What you need to do. Take the line containing "Serialize everything readable" and every line after it to the end of the records, and copy them exactly, excluding pictures.

Input records.
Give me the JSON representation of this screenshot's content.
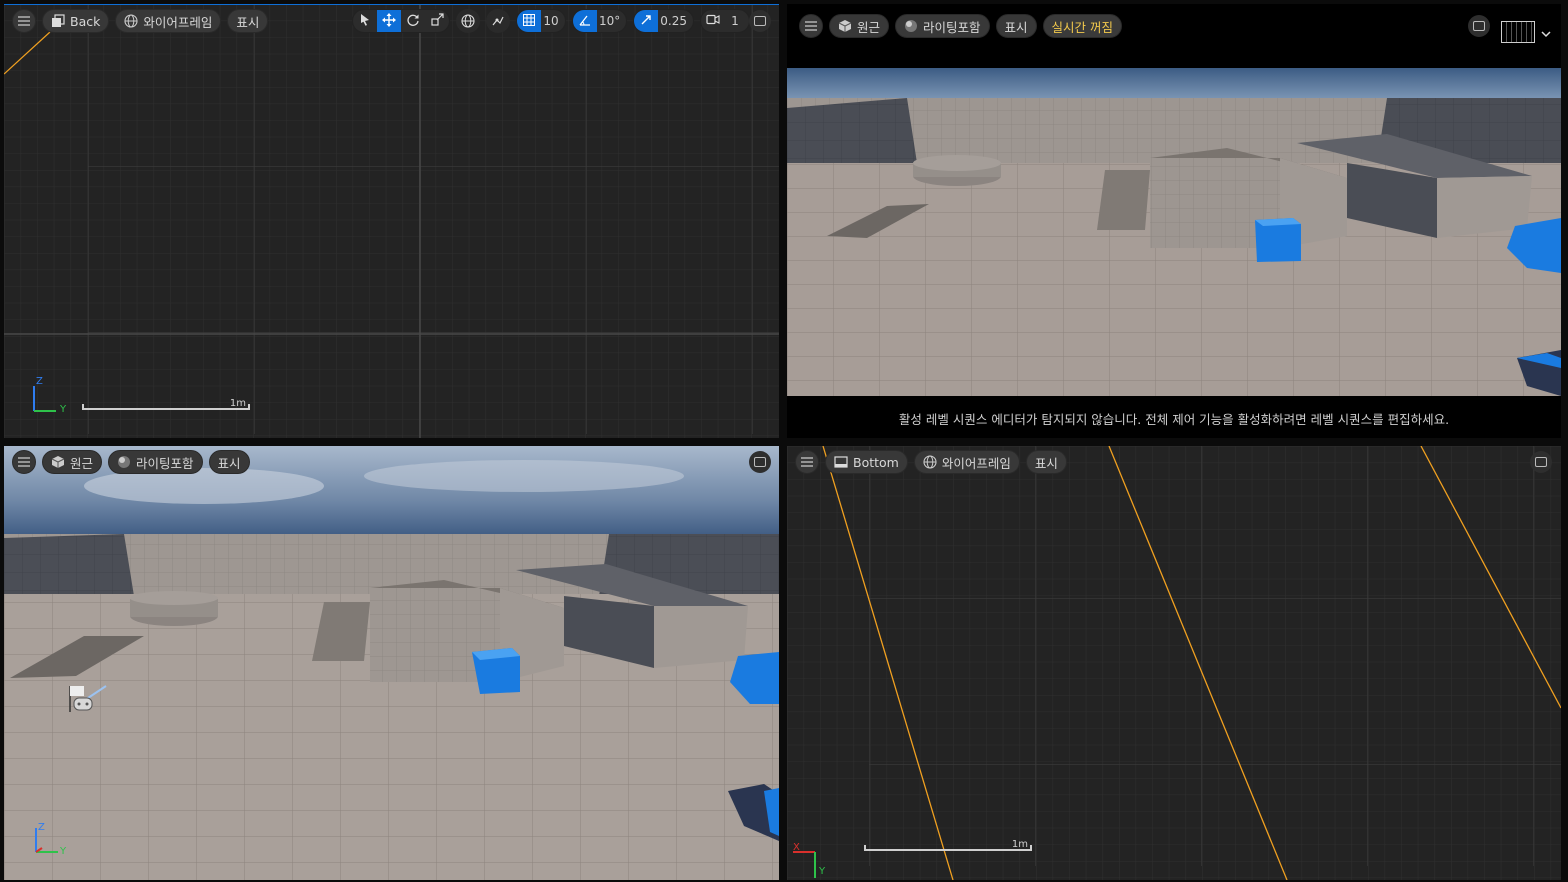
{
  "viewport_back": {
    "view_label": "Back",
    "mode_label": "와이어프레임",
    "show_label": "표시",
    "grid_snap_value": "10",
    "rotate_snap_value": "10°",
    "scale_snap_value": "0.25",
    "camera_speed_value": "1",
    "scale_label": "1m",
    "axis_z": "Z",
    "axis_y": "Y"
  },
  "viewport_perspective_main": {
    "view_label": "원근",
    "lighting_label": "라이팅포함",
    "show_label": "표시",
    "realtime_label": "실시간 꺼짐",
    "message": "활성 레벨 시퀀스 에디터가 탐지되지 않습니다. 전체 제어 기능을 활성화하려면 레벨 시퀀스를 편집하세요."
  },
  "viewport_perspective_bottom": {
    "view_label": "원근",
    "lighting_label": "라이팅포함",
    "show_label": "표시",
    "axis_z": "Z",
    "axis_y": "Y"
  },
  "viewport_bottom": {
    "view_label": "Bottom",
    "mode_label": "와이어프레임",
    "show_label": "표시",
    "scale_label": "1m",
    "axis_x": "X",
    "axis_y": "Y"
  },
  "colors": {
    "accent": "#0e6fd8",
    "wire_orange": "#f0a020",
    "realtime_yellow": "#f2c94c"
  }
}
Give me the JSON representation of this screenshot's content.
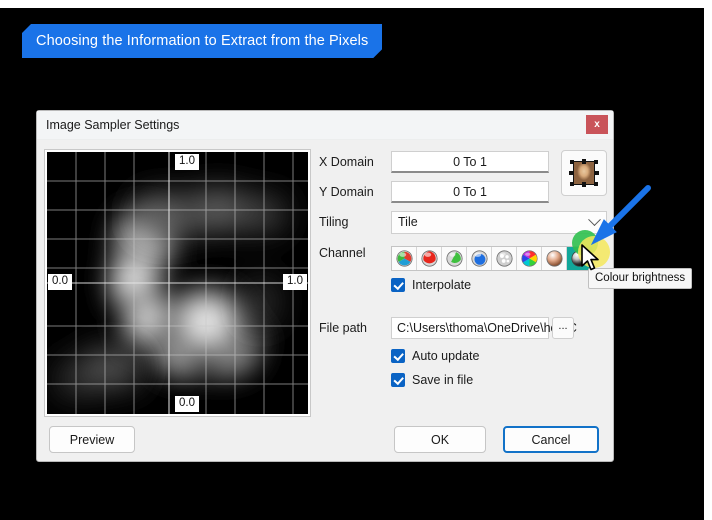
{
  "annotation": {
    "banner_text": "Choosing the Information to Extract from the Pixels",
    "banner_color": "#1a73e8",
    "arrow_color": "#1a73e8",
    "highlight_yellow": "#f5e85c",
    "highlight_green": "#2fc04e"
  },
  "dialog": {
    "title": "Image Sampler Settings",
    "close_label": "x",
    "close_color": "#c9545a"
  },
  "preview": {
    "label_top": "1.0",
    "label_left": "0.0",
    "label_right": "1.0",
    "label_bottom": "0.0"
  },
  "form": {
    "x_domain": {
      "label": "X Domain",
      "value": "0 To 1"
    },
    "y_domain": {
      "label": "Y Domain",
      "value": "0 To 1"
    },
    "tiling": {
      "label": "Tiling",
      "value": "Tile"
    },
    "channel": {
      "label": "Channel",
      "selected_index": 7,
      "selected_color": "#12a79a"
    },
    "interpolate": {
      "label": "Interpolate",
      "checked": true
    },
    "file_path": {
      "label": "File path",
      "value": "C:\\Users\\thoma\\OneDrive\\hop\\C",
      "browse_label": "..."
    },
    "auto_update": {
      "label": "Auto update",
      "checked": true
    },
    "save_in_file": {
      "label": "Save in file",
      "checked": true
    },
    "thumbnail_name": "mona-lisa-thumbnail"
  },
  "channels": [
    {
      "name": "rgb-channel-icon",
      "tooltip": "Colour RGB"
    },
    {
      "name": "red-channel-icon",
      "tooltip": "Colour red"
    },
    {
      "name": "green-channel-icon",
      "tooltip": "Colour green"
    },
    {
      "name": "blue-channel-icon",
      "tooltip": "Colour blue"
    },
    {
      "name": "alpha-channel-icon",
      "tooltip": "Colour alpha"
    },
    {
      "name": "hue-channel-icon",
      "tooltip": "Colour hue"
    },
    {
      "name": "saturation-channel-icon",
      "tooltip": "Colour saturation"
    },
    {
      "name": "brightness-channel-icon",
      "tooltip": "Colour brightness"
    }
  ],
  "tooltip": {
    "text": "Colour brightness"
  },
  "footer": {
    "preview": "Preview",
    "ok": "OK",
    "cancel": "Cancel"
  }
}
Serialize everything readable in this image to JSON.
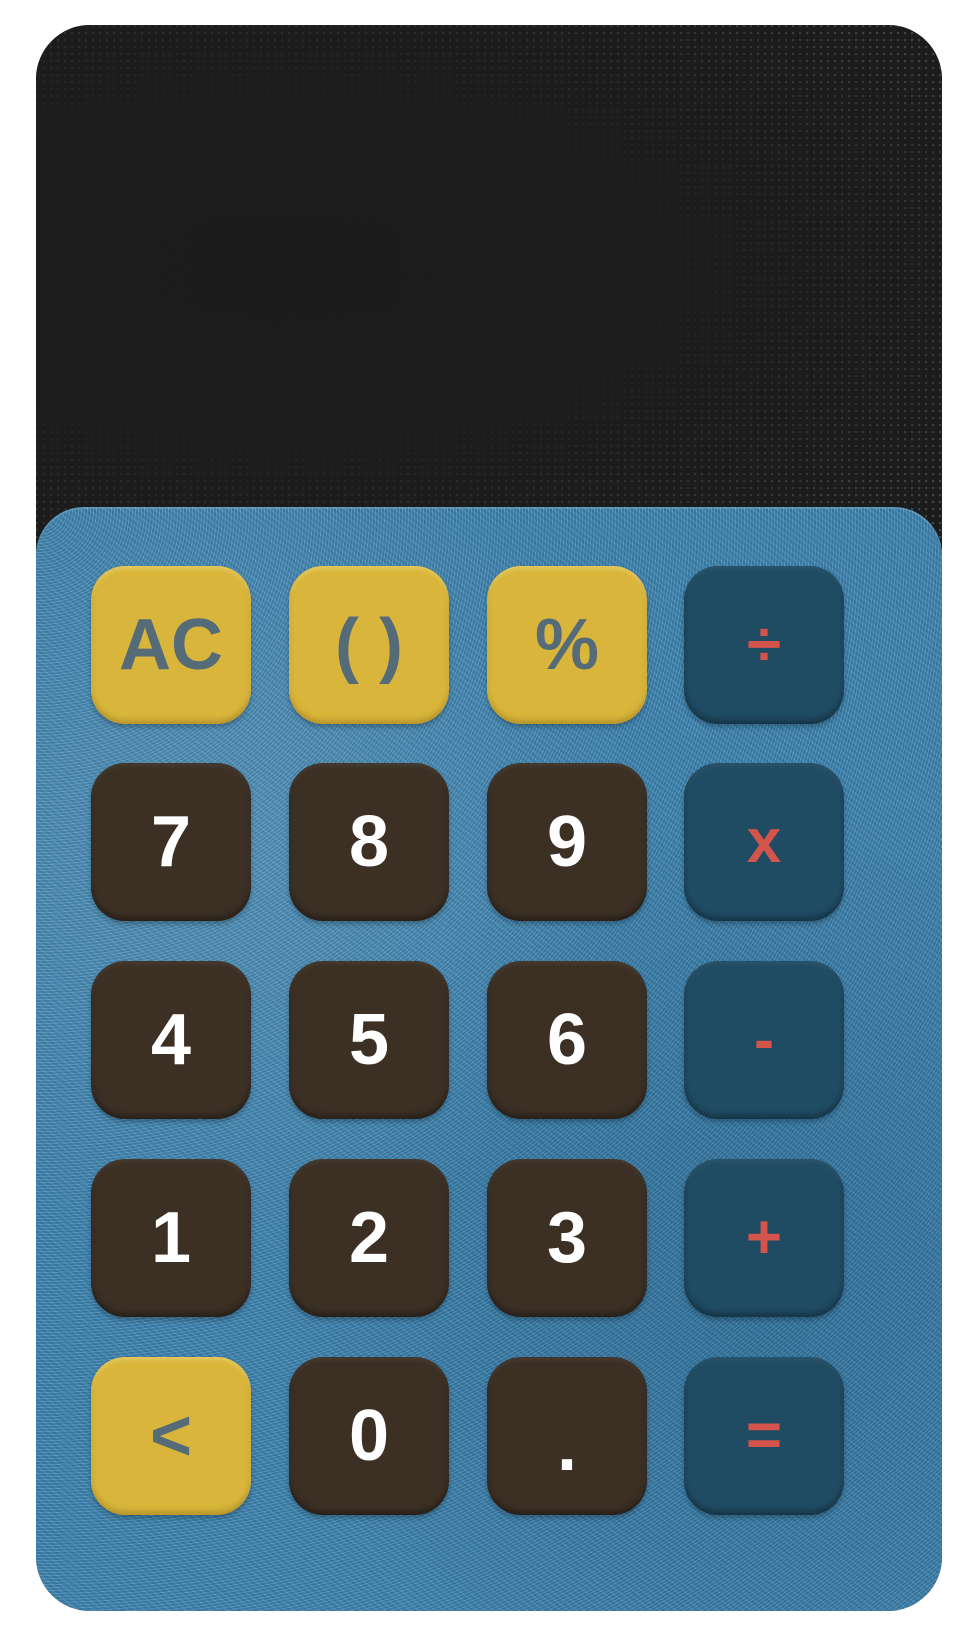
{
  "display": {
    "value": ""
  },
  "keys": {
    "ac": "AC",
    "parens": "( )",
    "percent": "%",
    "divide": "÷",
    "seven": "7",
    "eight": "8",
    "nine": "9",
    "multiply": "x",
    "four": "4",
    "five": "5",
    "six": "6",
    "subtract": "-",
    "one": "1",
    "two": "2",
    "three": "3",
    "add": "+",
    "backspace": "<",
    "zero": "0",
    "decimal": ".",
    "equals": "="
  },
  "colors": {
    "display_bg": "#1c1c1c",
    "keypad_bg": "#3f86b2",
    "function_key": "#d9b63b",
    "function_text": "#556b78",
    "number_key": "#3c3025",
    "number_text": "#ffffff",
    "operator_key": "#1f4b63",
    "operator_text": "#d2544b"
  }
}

Solution.
Serialize everything readable in this image to JSON.
{
  "display": {
    "value": ""
  },
  "keys": {
    "ac": "AC",
    "parens": "( )",
    "percent": "%",
    "divide": "÷",
    "seven": "7",
    "eight": "8",
    "nine": "9",
    "multiply": "x",
    "four": "4",
    "five": "5",
    "six": "6",
    "subtract": "-",
    "one": "1",
    "two": "2",
    "three": "3",
    "add": "+",
    "backspace": "<",
    "zero": "0",
    "decimal": ".",
    "equals": "="
  },
  "colors": {
    "display_bg": "#1c1c1c",
    "keypad_bg": "#3f86b2",
    "function_key": "#d9b63b",
    "function_text": "#556b78",
    "number_key": "#3c3025",
    "number_text": "#ffffff",
    "operator_key": "#1f4b63",
    "operator_text": "#d2544b"
  }
}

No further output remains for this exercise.